Make Mouth-Watering Veggie Dishes in Minutes
Every nutritionist on the planet recommends eating more veggies, but only about a quarter of Americans down the recommended minimum three daily servings. It's no secret that filling the gap will boost your nutrient intake and slash the risk of nearly every major disease, including obesity. Trouble is, a lot of my clients tell me they just can't get veggies to taste as good as they do when they're out to dinner. I have three easy tricks for making fresh or frozen versions taste delicious, without dousing them with butter or tossing them in a deep fryer:
Reach for This.
After steaming fresh or frozen veggies, toss them with a jarred pesto, tapanade or all natural fruit butter: one level tbsp per cup cooked veggies is all you need. Some of my favorite combos include:

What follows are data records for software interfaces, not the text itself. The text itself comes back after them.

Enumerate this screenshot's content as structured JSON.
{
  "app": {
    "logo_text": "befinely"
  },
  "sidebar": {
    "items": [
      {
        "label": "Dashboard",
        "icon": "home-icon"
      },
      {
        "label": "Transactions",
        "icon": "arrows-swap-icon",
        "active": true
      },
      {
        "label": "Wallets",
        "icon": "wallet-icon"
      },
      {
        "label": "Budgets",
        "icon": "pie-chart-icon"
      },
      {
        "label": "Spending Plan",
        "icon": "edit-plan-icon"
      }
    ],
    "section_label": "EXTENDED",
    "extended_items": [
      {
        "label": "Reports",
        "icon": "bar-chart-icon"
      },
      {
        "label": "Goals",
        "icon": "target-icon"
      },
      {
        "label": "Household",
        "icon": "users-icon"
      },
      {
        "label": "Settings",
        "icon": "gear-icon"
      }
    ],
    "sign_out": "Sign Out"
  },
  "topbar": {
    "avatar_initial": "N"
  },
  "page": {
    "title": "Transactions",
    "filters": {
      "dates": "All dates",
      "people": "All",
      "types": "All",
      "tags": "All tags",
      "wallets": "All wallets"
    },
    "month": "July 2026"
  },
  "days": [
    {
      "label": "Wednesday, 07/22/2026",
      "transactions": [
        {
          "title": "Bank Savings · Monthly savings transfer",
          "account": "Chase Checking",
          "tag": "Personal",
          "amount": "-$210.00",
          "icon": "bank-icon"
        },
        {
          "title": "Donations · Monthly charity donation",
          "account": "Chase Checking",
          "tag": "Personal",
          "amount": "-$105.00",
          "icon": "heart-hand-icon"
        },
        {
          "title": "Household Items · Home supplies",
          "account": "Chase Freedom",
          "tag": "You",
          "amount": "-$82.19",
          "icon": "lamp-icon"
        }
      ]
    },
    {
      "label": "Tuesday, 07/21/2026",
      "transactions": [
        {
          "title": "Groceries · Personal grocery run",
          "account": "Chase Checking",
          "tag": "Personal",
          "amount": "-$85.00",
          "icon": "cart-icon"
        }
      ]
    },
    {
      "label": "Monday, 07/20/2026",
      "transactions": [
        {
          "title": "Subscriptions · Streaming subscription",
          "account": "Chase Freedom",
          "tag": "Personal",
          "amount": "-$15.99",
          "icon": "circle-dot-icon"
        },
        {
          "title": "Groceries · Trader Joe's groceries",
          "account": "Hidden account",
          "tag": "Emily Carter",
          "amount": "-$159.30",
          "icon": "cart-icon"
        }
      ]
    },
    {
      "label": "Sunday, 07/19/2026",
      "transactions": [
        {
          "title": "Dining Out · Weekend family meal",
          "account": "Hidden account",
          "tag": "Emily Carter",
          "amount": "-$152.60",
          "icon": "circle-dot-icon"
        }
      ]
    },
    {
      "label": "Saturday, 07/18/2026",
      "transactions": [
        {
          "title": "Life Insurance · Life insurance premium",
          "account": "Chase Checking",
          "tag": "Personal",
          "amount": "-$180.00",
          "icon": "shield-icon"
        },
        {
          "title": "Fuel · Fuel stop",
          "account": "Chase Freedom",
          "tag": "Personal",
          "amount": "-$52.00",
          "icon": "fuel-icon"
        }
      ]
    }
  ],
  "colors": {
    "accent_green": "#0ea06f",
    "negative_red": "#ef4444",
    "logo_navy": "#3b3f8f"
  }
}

•Broccoli with sundried tomato pesto
•French cut green beans with black olive tapenade
•Yellow wax beans with artichoke pesto
•Spaghetti squash with apple butter or pumpkin butter

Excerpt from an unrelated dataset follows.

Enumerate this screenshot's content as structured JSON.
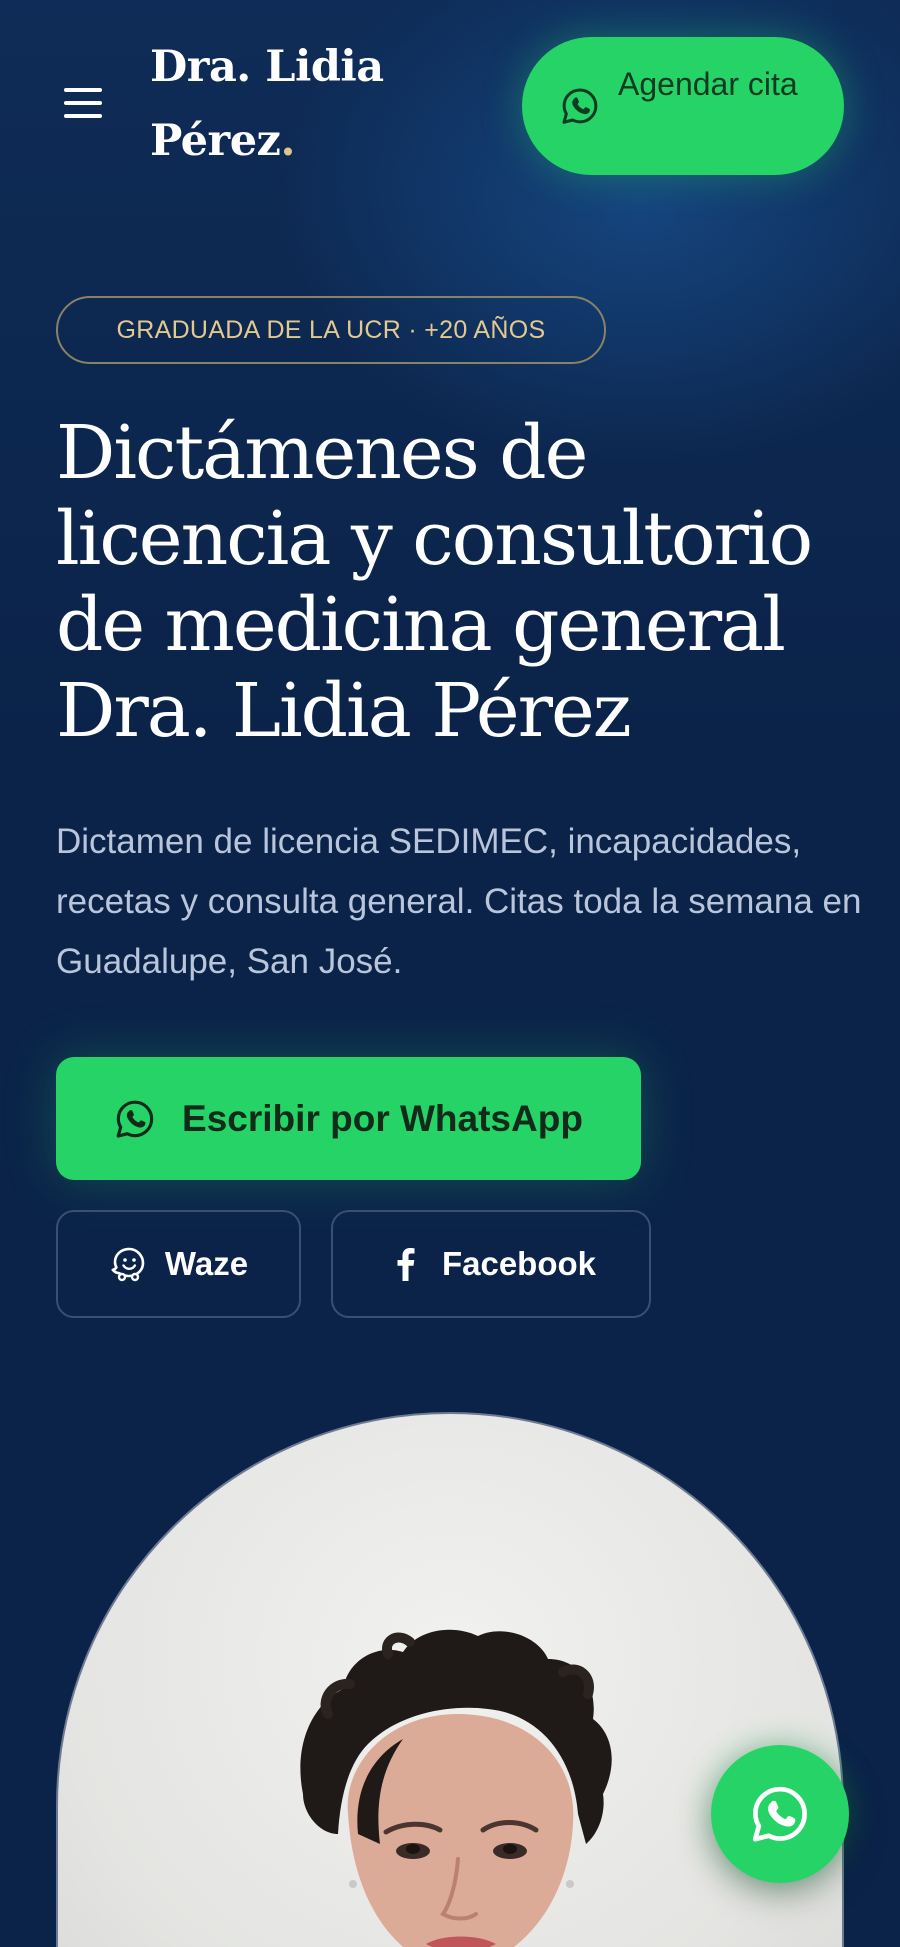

•Spinach with roasted red pepper pesto
Only two ingredients and your veggie side dish is compete.
Fire Up the Grill
Prep veggies, like carrots, asparagus, and peppers, place in foil, mist with extra virgin olive oil, drizzle with a tablespoon or two of balsamic vinegar or another flavored variety (like fig or black currant), sprinkle with herbs like thyme, rosemary and cracked black pepper and toss on the grill. Some take as little as 10 minutes to become tender. Or use the same seasonings on skewer kabobs, alternating baby Brussels sprouts with mushrooms, cherry tomatoes and onion slices - yum!
Whip Up This Sauce
Saute fresh or frozen veggies with a simple ginger sauce made from 2-3 tbsp vinegar (Japanese rice or apple cider are perfect), a splash of fresh citrus juice (orange, tangerine, whatever's in season), 1 Tbsp chopped scallions, 1 tsp minced garlic, 1 tsp fresh grated ginger, and if you like a little kick, a dash of crushed red pepper. This concoction works well with a frozen Asian medley or a mixture of fresh cabbage, broccoli, peppers, onions, mushrooms and asparagus.
Cynthia Sass is a registered dietitian with master's degrees in both nutrition science and public health. Frequently seen on national TV she's a SHAPE contributing editor and nutrition consultant to the New York Rangers and Tampa Bay Rays. Her latest New York Times best seller is Cinch! Conquer Cravings, Drop Pounds and Lose Inches.